In a past school year, a colleague and I were trying hard to sell the teachers in our building on a certain technology tool. The name of the tool doesn’t really matter. All that mattered is, we considered it a top priority – a tool that could really benefit students. So, we shared about it in emails, in team meetings, in staff meetings, in more casual conversations, anywhere that we could get an audience for it.
Later, one of the teachers attended a technology conference. They came back and were super-excited about a fantastic, exciting, new technology tool. They planned to use it the next day and couldn’t be prouder to have discovered it.
Yup, you guessed it: it was the same tool that we had been beating the drum for all year long.
My colleague was mad.
Colleague: “We’ve shared about this tool so many times and [this teacher] ignored us each time . . . and now she sees thinks she discovered it!?”

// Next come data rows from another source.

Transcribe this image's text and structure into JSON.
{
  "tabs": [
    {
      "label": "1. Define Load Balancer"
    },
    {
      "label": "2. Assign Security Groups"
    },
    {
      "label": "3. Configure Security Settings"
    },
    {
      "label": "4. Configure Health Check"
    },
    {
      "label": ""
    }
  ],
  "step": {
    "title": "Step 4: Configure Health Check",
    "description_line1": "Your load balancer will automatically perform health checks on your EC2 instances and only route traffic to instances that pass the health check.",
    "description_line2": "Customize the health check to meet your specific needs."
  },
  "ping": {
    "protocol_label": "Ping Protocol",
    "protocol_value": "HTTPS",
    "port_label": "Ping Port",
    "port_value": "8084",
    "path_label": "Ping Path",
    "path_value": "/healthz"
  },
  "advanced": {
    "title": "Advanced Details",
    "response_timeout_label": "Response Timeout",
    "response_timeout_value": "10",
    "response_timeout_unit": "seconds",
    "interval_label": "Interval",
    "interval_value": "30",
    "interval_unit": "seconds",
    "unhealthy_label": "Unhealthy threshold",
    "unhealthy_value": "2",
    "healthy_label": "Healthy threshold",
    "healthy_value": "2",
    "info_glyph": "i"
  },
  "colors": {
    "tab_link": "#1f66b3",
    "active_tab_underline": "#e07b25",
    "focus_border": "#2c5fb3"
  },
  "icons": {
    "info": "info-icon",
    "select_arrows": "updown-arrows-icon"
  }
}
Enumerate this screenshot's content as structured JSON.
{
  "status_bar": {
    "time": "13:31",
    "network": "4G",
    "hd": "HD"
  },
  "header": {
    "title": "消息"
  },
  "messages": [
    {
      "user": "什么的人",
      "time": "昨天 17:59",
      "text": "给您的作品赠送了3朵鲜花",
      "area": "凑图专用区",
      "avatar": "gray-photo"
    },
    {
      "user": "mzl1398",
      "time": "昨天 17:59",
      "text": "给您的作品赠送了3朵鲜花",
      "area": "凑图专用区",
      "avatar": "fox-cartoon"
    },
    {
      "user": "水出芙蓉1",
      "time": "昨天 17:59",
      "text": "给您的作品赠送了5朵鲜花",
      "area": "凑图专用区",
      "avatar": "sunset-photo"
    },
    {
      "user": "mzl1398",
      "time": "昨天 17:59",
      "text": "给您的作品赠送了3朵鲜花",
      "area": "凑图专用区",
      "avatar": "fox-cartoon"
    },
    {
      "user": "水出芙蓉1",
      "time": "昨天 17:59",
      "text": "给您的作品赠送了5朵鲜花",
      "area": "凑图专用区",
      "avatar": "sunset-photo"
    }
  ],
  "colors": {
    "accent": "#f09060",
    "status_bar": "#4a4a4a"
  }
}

Me: “Who cares.”
Colleague: “What!? How does this not make you mad? You recorded videos, you wrote emails, you presented about it in meetings . . . “
Me: “But . . . what was our goal?”
Colleague: “To get teachers to use it.”
Me: “Then we’ve met our goal and the students will benefit.”
The truth is, it’s hard not to be frustrated and offended in this situation. You pour yourself into your role as a tech coach (whether it’s official or unofficial) and work your tail off to try to expose teachers to the ideas that you believe in. And when they ignore it, it hurts. And when they discover it elsewhere and don’t even recall you sharing it, it hurts more.
But . . . it doesn’t matter. As long as the improvement happens, as long as the students benefit, as long as they hear the message from someone – even if it’s not you – you’ve met your goal. Take a deep breath and offer to support them in implementing that new tool!
We can’t take offense to them ignoring it before if they hear it NOW!